In part-1 of Towards AGI series, we discussed a core component of Agents – Memory. However, the early agent architectures, didn’t have Memory as a first class primitive. As we add new primitives to the ideal agent architecture, we must also adapt the architecture to interact with these components. Here is a take on how Agent Action Space evolves with new incremental additions to Agent Architecture.

The evolution of Agentic Actions

Phase 1: External Actions

The SayCan (Ahn et al., 2022) paper, introduced the fundamental capability of actions. They called it Grounding which is the process of connecting the natural language and abstract knowledge to the internal representation of the real world. In simpler terms, Grounding is about interacting with external world.

It’s easy to assume that all actions involve interacting with the external world. This assumption was the major limitation of SayCan agents. They could perform various actions (551, to be exact, such as “find the apple” or “go to the table”), but all these actions were of the same type: Grounding. However, if we examine human behavior, we’ll notice that many of our actions are internal, including thinking, memorization, recall, and reflection. This insight inspired the next generation of agents, which are equipped with the reasoning capabilities of LLMs.

Phase 2: Internal Actions

The next significant advancement was the ReAct paper (Yao et al., 2022b), introducing a new type of action: Reasoning. The action space of ReAct included two kinds of actions:

  1. External actions, such as Grounding
  2. Internal actions, like Reasoning

ReAct, standing for Reasoning + Action, seems to imply that the term ‘Action’ refers solely to Grounding, and Reasoning is not an Action. However, the next generation of agents introduced more internal actions, acknowledging Reasoning as a type of action.

Phase 3: The Four Fundamental Agentic Actions

The latest generation of agent architectures had Long-Term-Memory (LTM) as a first class module. To take full-advantage of LTM they introduced two new actions:

  1. Retrieval (Reading from Memory)
  2. Learning (Writing into Memory)

Both these actions are internal, because they do not interact with the external world.

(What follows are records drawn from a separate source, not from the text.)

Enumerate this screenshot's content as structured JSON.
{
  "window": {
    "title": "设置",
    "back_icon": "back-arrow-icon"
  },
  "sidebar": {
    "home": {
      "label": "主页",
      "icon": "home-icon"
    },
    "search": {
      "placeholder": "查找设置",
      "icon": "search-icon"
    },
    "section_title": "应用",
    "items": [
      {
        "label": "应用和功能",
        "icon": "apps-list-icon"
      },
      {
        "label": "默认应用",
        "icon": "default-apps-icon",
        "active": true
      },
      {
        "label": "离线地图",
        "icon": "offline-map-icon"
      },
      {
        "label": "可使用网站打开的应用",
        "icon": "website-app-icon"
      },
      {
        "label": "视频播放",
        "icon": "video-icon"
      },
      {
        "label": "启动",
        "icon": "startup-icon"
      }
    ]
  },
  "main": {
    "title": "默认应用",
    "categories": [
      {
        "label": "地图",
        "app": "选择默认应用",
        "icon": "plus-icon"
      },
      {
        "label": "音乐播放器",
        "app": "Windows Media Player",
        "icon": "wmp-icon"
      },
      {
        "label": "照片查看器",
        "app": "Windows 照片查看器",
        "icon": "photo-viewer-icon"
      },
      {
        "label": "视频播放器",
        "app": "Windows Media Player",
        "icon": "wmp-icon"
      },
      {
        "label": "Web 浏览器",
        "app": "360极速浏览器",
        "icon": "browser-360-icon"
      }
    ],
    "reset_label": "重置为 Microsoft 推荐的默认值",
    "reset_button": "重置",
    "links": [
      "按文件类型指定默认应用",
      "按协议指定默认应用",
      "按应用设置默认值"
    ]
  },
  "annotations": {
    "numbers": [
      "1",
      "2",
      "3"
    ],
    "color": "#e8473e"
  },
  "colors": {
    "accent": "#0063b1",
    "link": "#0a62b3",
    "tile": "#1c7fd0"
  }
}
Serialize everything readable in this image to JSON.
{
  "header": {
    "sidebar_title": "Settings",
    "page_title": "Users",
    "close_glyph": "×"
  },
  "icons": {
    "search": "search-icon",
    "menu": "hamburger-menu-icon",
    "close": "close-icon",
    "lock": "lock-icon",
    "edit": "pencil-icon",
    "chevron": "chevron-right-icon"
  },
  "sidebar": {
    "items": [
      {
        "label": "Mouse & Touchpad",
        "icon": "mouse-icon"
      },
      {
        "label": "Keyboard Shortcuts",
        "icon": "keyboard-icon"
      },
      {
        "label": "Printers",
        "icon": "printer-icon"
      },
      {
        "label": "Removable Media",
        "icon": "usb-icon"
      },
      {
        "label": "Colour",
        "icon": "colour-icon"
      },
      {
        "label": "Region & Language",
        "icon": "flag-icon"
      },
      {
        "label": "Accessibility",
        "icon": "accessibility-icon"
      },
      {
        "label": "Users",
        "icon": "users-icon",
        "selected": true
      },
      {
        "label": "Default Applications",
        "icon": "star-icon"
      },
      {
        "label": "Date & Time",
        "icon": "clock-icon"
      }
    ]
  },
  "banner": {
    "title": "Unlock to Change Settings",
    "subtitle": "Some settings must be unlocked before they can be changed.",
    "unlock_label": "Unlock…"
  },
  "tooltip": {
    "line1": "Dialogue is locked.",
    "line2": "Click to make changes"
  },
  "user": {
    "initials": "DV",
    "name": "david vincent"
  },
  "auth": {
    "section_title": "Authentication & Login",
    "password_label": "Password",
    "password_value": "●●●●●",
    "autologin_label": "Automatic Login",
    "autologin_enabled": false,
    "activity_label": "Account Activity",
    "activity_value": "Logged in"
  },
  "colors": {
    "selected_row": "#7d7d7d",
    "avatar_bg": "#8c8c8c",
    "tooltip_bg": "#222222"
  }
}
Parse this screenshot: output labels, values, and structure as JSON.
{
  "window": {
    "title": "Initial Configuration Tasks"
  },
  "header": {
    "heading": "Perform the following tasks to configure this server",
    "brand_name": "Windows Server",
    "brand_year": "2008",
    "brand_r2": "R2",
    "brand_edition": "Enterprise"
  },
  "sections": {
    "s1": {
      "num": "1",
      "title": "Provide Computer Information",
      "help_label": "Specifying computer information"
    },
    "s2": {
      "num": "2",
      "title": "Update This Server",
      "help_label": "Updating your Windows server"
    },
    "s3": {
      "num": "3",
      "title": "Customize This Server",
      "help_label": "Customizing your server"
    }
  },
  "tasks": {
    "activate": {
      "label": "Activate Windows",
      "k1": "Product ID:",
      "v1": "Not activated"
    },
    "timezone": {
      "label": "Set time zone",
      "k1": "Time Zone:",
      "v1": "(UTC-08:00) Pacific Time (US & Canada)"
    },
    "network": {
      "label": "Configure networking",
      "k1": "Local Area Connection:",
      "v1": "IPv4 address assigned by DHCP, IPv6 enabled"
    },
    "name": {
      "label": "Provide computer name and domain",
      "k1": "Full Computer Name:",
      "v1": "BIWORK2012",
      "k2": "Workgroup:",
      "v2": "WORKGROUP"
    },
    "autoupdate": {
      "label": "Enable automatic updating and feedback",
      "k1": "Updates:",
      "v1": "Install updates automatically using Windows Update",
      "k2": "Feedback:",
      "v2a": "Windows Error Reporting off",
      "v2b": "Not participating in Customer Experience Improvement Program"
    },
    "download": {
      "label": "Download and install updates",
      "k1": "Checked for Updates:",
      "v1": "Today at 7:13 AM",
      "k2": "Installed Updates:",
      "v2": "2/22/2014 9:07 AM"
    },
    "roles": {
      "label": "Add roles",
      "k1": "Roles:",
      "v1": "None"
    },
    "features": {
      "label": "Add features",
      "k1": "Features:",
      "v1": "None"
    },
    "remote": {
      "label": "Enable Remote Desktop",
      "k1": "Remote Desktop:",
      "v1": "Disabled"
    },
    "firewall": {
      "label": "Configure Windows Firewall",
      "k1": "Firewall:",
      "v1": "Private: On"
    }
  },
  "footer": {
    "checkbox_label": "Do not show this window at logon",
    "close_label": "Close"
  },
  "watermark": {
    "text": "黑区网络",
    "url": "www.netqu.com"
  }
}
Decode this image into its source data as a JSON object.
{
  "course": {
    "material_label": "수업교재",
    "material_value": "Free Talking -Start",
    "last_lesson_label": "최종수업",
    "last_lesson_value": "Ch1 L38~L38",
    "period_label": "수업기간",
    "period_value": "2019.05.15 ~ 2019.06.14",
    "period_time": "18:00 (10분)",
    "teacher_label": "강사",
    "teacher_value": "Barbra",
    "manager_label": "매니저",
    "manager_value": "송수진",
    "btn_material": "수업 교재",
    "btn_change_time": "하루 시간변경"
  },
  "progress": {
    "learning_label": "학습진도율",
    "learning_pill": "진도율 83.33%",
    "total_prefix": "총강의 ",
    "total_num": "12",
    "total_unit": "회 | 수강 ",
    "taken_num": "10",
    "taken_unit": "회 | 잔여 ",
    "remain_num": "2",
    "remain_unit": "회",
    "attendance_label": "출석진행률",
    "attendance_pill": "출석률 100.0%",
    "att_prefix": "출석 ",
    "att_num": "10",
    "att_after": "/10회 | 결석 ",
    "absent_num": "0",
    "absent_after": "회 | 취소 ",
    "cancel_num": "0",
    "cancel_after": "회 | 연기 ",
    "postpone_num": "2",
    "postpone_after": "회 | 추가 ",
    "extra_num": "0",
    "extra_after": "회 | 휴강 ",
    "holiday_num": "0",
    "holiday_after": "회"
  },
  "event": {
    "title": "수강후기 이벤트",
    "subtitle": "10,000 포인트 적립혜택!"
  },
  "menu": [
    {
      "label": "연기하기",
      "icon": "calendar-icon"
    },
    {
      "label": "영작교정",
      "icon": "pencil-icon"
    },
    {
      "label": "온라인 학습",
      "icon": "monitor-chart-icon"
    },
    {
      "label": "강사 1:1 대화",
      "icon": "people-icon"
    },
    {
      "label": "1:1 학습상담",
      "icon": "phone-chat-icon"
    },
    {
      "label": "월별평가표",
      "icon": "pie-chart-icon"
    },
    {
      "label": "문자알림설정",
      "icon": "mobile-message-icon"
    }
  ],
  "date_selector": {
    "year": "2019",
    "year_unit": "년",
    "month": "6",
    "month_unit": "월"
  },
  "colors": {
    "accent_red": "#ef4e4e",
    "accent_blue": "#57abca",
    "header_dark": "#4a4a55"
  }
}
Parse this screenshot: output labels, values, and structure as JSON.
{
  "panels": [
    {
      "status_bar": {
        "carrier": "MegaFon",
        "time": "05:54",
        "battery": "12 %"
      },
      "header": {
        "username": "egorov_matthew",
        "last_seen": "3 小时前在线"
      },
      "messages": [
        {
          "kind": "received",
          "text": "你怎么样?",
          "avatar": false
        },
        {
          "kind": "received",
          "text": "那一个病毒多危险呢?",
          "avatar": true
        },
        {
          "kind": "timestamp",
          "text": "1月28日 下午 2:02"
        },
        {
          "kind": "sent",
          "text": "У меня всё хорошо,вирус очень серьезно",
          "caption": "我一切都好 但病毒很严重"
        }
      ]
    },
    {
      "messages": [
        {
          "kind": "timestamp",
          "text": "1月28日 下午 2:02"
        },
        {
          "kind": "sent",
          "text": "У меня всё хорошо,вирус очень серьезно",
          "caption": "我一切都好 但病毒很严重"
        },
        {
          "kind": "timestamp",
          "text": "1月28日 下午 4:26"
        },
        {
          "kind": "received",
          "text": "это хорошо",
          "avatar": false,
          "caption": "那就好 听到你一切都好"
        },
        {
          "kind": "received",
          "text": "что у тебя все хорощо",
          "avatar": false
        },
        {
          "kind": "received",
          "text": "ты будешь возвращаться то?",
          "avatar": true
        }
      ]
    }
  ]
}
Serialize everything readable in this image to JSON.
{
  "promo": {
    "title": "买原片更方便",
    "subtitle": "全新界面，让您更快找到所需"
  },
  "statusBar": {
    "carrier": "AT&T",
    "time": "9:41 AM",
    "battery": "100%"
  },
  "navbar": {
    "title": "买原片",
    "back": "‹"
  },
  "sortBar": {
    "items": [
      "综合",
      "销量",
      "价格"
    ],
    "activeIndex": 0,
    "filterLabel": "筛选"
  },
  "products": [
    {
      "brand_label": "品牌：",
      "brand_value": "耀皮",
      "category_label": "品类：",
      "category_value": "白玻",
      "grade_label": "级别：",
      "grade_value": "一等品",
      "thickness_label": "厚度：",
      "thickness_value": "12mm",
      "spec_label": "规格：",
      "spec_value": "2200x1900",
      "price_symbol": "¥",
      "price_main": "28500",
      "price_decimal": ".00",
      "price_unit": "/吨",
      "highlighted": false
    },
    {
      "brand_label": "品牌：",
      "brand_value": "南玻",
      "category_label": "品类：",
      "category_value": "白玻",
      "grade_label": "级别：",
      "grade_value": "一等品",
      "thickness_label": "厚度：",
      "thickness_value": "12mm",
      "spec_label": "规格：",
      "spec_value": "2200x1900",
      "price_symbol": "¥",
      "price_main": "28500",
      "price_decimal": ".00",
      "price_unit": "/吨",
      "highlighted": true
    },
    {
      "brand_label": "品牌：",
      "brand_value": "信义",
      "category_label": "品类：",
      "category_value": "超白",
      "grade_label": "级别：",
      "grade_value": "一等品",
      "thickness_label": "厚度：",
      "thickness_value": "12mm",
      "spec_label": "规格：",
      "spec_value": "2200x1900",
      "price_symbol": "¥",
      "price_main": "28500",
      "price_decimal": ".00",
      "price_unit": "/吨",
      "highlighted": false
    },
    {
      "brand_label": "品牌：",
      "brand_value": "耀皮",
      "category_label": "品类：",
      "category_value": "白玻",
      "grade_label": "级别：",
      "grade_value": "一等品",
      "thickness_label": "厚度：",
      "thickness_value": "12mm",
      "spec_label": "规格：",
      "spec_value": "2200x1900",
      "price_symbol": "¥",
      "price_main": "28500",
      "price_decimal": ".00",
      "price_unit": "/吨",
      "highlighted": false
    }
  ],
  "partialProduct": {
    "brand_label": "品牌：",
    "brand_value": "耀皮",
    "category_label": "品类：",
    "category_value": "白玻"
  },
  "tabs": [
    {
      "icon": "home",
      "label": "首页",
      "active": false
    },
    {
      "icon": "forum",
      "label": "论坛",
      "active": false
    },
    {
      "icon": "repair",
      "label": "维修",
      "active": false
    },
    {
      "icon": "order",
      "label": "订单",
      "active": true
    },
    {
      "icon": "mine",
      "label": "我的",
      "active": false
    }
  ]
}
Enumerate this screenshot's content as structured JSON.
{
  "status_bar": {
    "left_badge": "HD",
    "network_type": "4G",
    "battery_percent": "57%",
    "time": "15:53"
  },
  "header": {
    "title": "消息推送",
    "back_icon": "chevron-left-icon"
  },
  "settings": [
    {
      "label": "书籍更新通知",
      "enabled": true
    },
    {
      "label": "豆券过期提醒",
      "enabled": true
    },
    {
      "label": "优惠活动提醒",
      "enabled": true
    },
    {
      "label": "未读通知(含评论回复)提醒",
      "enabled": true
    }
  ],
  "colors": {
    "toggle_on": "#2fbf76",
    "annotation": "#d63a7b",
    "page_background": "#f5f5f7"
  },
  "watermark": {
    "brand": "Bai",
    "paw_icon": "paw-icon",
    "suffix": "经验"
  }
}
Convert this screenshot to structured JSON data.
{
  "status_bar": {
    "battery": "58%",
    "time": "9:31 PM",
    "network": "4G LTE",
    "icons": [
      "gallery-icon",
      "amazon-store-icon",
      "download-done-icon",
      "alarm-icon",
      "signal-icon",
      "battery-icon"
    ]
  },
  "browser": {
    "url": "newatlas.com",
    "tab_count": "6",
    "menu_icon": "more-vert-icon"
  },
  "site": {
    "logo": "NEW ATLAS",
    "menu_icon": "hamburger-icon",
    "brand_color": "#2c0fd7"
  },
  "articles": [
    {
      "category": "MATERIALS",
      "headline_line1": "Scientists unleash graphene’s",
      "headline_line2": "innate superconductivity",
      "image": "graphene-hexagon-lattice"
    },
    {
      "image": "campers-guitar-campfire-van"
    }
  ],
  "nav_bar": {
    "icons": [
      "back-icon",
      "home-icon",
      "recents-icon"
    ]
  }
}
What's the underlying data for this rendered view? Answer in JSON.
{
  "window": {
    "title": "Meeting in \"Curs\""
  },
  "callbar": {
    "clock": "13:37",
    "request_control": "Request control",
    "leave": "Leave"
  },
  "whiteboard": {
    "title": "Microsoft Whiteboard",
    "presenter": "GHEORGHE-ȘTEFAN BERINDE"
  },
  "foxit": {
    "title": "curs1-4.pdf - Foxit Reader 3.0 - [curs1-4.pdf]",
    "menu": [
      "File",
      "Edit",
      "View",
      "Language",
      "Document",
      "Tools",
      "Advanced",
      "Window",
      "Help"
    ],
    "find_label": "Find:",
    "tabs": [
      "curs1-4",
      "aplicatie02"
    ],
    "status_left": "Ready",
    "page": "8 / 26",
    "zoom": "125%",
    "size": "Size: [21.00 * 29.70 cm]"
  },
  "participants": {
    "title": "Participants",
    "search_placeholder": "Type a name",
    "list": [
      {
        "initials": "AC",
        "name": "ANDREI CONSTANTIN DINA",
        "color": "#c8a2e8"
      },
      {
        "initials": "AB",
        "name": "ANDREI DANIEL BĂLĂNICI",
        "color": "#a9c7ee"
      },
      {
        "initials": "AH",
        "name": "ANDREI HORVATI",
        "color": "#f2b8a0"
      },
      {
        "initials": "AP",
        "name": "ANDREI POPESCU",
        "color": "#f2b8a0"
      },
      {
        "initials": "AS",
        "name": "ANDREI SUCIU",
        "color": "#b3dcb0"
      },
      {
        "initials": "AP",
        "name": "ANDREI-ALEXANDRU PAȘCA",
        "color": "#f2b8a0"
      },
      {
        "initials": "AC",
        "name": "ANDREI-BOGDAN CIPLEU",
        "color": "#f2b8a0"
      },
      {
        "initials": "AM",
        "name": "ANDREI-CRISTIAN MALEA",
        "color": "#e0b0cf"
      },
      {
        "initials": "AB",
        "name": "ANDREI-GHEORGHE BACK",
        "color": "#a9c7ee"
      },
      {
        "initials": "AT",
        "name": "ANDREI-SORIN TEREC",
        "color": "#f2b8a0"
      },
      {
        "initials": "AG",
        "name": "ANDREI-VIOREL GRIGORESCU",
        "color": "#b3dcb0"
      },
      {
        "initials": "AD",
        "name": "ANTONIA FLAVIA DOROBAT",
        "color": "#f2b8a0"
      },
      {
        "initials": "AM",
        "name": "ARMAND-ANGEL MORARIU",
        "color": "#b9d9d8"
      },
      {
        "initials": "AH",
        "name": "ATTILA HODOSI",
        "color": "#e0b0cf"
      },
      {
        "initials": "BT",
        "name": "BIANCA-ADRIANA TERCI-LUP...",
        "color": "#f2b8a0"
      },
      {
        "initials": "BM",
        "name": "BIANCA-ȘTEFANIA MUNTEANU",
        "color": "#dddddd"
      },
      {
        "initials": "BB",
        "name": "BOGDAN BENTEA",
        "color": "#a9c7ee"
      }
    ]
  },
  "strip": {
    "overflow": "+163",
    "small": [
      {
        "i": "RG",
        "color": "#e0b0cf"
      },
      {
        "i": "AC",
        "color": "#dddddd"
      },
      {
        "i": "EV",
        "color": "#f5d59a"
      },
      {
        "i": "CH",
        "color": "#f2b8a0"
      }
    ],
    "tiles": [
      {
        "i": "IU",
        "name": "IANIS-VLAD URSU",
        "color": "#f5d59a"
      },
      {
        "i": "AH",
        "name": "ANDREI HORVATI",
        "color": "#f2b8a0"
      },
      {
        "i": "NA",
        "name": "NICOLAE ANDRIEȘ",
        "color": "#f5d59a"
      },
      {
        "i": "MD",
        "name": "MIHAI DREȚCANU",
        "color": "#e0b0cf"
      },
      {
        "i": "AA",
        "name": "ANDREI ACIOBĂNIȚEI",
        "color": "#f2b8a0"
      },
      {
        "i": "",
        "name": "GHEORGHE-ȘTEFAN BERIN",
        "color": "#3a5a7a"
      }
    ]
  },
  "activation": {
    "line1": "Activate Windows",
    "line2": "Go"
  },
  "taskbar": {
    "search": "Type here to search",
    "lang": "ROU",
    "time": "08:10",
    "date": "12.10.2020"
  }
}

Here is a simple diagram which captures the evolution of Agentic Action-Space.

Action types

Phase 4: Composite Agentic Actions

Now, one might wonder whether there are more action types that will be added to the Action Space.

The answer is both “Yes” and “No”. “No”, because most systems, whether human or computer, only have these four fundamental action types. However, “Yes”, because these fundamental action types can be combined to create multiple Composite Action Types. For instance, planning is a composite action type that can be implemented by combining two fundamental actions – reasoning and retrieval.

Planning as a Composite Action

In the Generative Agents paper, the agents try to imitate human behaviour. Every interaction with the external world is getting logged into the memory stream. When an agent has to plan its day, it retrieves the past events from its memory (Retrieval) and then calls an LLM (Reasoning) to create the plan. Thus, Planning is a higher order action which leverages two fundamental actions – Reasoning and Retrieval. Now, the question arises – What are the implications of identifying Planning as a new Action type.

Agent memory

Implications of adding new Actions in Action-Space

Every time we add a new type of Action in the Action-Space, the execution flow of the agent needs to be modified. To illustrate this, let’s compare two agent designs – a ReAct Agent and a Planner Agent.

Here is the logic of a vanilla ReAct agent:

React prompt

Compare the above diagram with the following diagram which represents the logic of a Planner based agent:

Planner prompt

Notice how the decision-making process, also known as agent design, changes when we incorporate new components, such as planning. Similarly, adding tools to interact with long-term memory will also alter the agent design. Conversely, the inclusion of another tool like a Google search tool won’t modify the agent design, as it’s just another tool for Grounding. In conclusion, if the addition of any tool or capability results in changes to the execution flow, we are most probably introducing new Fundamental or Composite Action types.

Parallel Actions

In the ReAct design, typically only one tool is called at a time. This means when a new event happens, you cannot execute multiple actions (say learning and grounding).

If we draw inspiration from humans, we will realise that humans often take actions in parallel. Whenever we see new information, we use it to decide our next step (reasoning), we remember any similar instance from the past (retrieval), we save this new experience for future reference (learning) and we also interact with the external world (grounding).

Interestingly, OpenAI’s function calling has added support for parallel function calling. MemGPT is one of the few agent frameworks which is trying to leverage parallel function calling in its agent design. It’s also among the earliest frameworks to support long-term-memory. For those interested in delving deeper into memory-related actions (Learning and Retrieval), MemGPT serves as an excellent starting point.

Conclusion & Next Steps

In this post, we examined various types of actions within the Agentic Action Space and the effects of adding new action types on decision-making procedures. In the next installment of the Towards AGI series, we will delve deeper, using actual code to explore innovations in decision-making procedures.